◆ Provided entries ◆
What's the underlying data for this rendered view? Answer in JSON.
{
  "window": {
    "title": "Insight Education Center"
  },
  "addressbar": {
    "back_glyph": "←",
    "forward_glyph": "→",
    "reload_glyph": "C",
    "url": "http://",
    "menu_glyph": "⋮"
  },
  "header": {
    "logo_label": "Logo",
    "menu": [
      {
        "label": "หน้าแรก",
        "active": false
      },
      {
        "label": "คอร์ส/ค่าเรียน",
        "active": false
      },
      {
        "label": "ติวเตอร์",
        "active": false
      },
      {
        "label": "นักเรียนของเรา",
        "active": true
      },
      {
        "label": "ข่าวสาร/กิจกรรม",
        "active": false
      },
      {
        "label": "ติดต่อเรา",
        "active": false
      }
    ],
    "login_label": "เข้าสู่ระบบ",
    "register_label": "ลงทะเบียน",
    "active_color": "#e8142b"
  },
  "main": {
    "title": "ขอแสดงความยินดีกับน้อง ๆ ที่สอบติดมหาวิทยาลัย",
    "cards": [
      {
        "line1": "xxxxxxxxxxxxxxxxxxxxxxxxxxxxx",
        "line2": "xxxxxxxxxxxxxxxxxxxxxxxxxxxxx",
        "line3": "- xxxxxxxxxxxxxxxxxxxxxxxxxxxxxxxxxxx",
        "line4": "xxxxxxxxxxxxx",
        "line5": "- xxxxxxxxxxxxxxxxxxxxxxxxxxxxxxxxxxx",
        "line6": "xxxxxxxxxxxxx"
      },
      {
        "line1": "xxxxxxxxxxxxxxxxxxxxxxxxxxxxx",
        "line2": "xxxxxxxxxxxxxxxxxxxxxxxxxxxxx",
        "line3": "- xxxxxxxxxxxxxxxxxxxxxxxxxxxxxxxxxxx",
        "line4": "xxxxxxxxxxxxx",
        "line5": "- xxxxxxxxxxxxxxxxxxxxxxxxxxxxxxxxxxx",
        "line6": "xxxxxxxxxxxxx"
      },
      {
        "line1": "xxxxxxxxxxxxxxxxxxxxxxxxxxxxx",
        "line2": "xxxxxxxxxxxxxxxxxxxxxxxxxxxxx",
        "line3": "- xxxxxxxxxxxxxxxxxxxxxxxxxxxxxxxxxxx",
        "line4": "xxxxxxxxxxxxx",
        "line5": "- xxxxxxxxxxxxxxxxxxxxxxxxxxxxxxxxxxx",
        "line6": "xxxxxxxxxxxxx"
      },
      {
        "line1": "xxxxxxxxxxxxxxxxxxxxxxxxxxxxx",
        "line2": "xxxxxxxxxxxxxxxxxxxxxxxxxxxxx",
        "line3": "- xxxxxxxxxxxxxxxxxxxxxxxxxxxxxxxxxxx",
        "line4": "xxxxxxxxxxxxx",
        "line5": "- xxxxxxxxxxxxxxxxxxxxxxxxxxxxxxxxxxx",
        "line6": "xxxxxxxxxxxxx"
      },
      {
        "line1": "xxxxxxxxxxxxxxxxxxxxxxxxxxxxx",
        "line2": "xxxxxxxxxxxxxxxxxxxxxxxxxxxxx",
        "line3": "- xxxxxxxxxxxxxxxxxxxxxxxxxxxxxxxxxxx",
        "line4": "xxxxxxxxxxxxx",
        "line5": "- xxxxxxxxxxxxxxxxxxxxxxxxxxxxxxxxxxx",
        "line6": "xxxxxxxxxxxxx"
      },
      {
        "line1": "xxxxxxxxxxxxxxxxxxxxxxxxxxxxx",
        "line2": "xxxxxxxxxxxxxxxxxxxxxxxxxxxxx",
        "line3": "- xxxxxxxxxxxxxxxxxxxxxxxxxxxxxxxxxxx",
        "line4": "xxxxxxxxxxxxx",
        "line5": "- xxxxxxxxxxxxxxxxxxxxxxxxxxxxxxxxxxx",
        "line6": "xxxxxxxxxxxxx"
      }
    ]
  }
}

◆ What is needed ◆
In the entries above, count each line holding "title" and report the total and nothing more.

◆ Result below ◆
2